** Records shown follows **
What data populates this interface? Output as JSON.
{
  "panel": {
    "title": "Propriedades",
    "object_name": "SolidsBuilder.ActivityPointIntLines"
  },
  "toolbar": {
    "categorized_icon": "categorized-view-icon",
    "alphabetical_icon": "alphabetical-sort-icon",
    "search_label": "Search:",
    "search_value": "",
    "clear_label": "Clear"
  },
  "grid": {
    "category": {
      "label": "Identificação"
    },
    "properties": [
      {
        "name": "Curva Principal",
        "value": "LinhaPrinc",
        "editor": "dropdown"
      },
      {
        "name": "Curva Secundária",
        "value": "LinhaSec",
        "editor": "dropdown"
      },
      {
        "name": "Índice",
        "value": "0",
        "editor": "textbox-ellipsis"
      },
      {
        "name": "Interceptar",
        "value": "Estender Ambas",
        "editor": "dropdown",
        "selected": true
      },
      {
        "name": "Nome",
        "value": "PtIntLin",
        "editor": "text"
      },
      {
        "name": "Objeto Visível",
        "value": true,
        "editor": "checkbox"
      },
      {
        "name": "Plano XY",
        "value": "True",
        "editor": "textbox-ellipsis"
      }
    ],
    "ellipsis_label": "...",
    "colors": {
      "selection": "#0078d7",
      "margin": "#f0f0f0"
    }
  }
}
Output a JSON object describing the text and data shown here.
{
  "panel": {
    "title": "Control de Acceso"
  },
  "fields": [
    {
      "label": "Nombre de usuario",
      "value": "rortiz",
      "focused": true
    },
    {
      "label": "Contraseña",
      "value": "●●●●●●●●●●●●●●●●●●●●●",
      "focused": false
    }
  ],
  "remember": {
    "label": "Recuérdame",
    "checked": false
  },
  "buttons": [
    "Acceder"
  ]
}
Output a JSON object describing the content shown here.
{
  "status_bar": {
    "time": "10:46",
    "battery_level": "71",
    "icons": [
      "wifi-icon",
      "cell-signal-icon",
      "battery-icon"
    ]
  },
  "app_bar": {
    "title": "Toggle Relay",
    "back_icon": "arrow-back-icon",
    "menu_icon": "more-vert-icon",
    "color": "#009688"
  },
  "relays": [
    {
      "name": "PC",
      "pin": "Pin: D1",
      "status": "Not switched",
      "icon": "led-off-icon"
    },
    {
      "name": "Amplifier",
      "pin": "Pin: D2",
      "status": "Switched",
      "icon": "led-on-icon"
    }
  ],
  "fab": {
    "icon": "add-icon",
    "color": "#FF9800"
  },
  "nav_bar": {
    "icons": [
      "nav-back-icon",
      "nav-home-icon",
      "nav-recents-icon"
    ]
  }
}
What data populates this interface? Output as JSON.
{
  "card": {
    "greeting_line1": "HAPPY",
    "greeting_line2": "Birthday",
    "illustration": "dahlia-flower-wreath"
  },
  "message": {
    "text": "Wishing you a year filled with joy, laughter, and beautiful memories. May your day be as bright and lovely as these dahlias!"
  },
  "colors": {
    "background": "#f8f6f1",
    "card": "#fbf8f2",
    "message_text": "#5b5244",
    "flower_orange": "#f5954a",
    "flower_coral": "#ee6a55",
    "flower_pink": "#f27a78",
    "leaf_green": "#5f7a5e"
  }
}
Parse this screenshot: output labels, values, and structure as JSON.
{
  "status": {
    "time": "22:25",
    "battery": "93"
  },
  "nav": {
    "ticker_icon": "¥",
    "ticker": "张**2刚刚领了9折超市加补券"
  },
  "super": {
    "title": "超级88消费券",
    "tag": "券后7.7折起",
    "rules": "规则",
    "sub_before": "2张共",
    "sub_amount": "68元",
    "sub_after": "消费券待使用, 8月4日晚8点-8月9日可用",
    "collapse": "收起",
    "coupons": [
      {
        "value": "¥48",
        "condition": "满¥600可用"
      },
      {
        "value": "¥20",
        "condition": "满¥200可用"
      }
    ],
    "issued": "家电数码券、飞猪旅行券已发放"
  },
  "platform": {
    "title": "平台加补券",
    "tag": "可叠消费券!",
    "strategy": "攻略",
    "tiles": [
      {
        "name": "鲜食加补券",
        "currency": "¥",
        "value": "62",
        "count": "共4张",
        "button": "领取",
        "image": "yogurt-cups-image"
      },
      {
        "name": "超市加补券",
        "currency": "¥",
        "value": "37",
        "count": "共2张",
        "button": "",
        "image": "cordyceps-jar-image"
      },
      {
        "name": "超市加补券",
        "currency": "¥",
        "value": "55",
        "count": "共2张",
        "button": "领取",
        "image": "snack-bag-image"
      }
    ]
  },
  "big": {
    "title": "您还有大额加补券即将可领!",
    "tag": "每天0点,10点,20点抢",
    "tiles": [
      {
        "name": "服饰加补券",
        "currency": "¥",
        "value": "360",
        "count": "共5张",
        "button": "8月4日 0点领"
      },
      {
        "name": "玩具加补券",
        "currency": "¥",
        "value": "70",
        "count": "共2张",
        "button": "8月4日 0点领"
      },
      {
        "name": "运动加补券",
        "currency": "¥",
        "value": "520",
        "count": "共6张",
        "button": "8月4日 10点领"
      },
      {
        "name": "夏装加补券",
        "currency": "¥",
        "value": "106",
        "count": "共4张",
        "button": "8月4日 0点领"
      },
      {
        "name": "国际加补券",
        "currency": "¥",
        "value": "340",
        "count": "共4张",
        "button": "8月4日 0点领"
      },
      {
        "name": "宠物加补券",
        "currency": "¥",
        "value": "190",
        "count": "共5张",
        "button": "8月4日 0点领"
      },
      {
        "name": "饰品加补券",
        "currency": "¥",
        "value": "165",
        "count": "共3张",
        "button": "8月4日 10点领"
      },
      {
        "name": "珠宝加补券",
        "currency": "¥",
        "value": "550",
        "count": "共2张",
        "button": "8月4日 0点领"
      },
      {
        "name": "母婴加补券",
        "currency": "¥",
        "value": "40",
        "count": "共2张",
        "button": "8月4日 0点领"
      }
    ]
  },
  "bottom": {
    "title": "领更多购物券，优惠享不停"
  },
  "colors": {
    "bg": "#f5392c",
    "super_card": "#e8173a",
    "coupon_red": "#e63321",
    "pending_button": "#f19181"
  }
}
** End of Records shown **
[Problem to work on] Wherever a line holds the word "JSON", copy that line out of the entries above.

[Task solution]
What data populates this interface? Output as JSON.
Output a JSON object describing the text and data shown here.
Output a JSON object describing the content shown here.
What data populates this interface? Output as JSON.
Parse this screenshot: output labels, values, and structure as JSON.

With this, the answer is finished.